The six Brandenburg Concertos take their name from Margrave Christian Ludwig of Brandenburg to whom Bach had presented them as a gift on March 24, 1721, two years after he had played for him in Berlin. However, they were likely composed for Bach’s employer, Prince Leopold of Anhalt-Cöthen, who at his court maintained an ensemble of excellent instrumental musicians. For each concerto, Bach followed the fashionable Italian model established by Vivaldi, applying the ritornello form in the fast movements, though he expanded the solo episodes using thematic development and modulation to more keys.
The first Brandenburg Concerto uses the largest instrumentation of them, including three oboes, bassoon, two horns, a “violino piccolo” (a small violin tuned higher than the usual), strings, and basso continuo. In the autograph score, the horns are noted as “Corni di caccia”, or hunting horns, which are valveless. The ”violino piccolo” (tuned up a third from the standard) is the main star of the Allegro third movement. Amidst the robust orchestral dance, it takes a soloistic turn playing rapid flourishes and grand chords. Horn and oboe also take the spotlight. In a dramatic moment of reminiscence, a brief excerpt from the preceding slow movement appears, just before the final return of the main theme.
GEORGE FRIDERIC HAENDEL
Overture from Music for the Royal Fireworks
Tonight’s playlist concludes with the overture from one of Handel’s grandest works: the orchestral suite entitled Music for the Royal Fireworks. He had originally intended it to be played by a huge wind band (24 oboes, 9 horns, 9 trumpets, 12 bassoons, and three sets of timpani) but then, as he was completing the score, reduced the woodwinds’ numbers to doubles and added strings. The king apparently wanted only “martial musick”, without “fidles”, but Handel evidently managed to get his way. An open rehearsal in Vauxhall Gardens on April 21, 1748, was attended by a massive crowd (of over 12,000, according to one report), with the official performance given six days later, after which the firework display was launched.

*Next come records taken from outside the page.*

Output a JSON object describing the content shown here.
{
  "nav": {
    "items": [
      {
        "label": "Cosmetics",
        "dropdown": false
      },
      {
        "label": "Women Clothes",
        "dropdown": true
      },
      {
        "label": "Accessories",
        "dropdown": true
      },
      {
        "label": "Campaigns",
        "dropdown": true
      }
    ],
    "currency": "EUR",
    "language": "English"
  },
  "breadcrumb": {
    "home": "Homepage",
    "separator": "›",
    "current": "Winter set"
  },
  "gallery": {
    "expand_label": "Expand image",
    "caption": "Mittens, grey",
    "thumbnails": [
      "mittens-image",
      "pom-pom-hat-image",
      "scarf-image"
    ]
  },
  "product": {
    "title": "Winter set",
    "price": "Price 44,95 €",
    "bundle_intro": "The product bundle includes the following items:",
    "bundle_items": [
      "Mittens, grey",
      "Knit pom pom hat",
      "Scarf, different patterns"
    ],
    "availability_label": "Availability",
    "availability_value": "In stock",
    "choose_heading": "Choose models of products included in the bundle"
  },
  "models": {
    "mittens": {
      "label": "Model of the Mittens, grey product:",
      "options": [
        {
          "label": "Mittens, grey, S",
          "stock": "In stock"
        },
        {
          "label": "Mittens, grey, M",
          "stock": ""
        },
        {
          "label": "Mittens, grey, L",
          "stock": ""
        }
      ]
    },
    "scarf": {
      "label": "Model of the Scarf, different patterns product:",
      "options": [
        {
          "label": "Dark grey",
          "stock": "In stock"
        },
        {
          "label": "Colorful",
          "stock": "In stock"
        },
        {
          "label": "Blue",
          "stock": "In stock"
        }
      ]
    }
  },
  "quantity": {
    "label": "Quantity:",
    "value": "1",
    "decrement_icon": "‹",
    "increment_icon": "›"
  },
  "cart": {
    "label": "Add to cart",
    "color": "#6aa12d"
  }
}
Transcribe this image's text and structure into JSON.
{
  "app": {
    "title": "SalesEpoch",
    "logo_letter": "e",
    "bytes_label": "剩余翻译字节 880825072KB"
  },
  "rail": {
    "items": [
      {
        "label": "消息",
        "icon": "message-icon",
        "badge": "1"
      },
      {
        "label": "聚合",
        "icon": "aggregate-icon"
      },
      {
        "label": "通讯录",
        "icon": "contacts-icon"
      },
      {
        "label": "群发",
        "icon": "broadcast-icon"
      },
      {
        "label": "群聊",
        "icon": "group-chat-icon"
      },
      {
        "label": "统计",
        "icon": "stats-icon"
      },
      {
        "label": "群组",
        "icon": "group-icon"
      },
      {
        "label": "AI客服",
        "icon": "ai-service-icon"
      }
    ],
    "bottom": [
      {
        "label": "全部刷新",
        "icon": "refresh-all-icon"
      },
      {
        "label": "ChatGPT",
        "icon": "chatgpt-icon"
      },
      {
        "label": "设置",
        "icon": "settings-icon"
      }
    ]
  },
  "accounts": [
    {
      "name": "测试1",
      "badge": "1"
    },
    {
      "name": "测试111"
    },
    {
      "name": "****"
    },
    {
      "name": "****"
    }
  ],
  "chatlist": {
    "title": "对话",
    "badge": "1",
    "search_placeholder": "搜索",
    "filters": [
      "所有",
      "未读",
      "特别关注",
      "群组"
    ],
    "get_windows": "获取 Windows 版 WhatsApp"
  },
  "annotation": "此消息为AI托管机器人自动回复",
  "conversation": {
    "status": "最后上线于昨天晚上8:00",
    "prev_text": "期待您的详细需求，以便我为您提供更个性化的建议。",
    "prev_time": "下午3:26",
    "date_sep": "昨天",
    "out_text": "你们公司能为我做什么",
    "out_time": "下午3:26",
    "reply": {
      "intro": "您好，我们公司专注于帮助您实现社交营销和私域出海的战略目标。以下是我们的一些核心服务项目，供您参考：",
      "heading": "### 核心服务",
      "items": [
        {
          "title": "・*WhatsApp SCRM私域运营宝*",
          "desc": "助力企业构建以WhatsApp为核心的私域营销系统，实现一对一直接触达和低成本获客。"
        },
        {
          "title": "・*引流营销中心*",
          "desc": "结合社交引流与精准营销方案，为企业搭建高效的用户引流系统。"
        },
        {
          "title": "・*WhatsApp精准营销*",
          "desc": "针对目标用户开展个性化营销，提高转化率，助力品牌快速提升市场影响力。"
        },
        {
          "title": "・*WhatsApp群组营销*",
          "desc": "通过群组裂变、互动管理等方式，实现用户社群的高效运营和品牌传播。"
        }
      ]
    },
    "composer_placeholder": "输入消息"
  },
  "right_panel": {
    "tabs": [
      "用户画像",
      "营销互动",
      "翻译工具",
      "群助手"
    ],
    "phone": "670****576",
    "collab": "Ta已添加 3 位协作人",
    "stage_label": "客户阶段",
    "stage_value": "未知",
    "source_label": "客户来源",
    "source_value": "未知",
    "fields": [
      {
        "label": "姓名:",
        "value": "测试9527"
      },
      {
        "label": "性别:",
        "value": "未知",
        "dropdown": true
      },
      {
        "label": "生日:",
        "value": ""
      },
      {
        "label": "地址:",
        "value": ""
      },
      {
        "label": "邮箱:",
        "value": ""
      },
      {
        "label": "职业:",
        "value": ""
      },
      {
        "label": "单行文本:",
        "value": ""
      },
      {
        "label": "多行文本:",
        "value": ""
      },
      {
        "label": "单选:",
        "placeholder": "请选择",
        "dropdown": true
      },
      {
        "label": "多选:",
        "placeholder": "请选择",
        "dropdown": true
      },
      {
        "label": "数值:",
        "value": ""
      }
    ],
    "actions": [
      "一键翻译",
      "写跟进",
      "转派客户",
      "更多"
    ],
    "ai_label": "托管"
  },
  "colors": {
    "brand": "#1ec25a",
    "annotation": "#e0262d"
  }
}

The opening overture is the crown jewel of the work. Composed using the French form, its first section features the signature stately dotted rhythms, which are then inventively incorporated into a hymn-like melody. The ensuing Allegro has a militaristic atmosphere, with alternating fanfares between the horns and the trumpets, after which the opening grandeur returns to round off the movement.
Program notes by Hannah Chan-Hartley, PhD